  • Published
  • By Airman 1st Class David C. Danford
  • 374th Airlift Wing Public Affairs
In a compound hidden away from prying eyes, the men and women of the 374th Logistics Readiness Squadron vehicle maintenance shop don their blue mechanics overalls and work to ensure that Yokota's wheels on the ground can keep their birds in the sky.

Whether it's maintenance for emergency services conveyance or buses for bilateral tours or vehicles on the flightline, they bring technical expertise vital to mission success.

To some people, the blue overalls and Air Force boots covered in grease and oil stains are just another uniform, but to Senior Airman Brandon Higginbotham, a 374th LRS vehicle maintenance journeyman, they are a source of pride symbolizing the accomplishment of a lifelong dream.

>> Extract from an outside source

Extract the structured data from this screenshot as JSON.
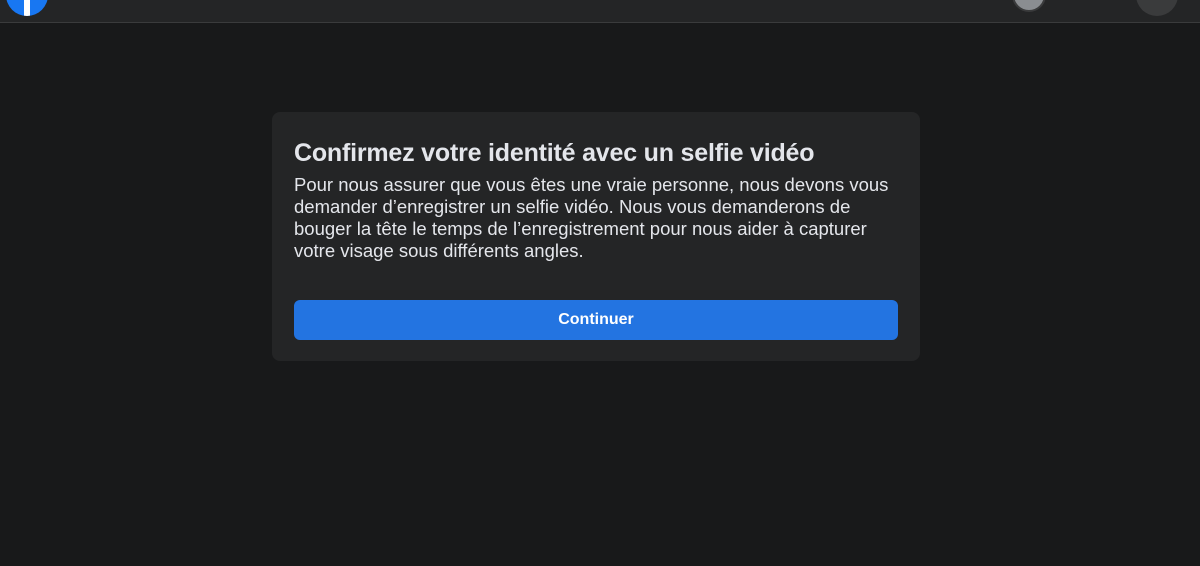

"Vehicles have been a hobby for me since I was a little kid," Higginbotham said. "I get to do something I love for a job so it's like I can do my hobby all day long."

At five years old, Higginbotham helped his father work on his first car, a Malibu drag car, and was allowed to work solo by age ten. After a successful career as a professional mechanic in the civilian sector, Higginbotham enlisted in the Air Force looking for new challenges at the age of 23. The Air Force gave him the opportunity to broaden his skillset working with military vehicles while stationed in countries across the world like Japan.

"The thing I look forward to the most when I wake up in the morning is coming to work and there's a hard job--something that's going to make me think, make my gears turn," Higginbotham said. "Once I overcome that challenge, if it ever comes up again, with a snap of my fingers I'll know how to fix it."

Working alongside a staff of highly experienced local national mechanics, Higginbotham has performed maintenance on a variety of vehicles, his favorite being the Humvee due to its maintenance difficulty. Despite the language barrier, he has learned from and developed bonds of friendship and respect with his Japanese coworkers over a shared passion for vehicle maintenance.

"I love working with them, most of these guys are over 50 years old and have so much experience working with these vehicles," Higginbotham said about his mentors. "It's awesome, especially for our new Airmen, to get the opportunity to learn from these masters."

Higginbotham said that while completing the mission in a timely manner is important, showing pride in your work and an attention to detail is vital.

"You've got to get the vehicle out, but you also want to deliver a quality product." Higginbotham said. "You don't want to just throw something together, throw it out the door and have it come back the next day. That's not what we do at vehicle maintenance, that's not who we are."

Higginbotham said he plans to continue working on vehicles for many years to come.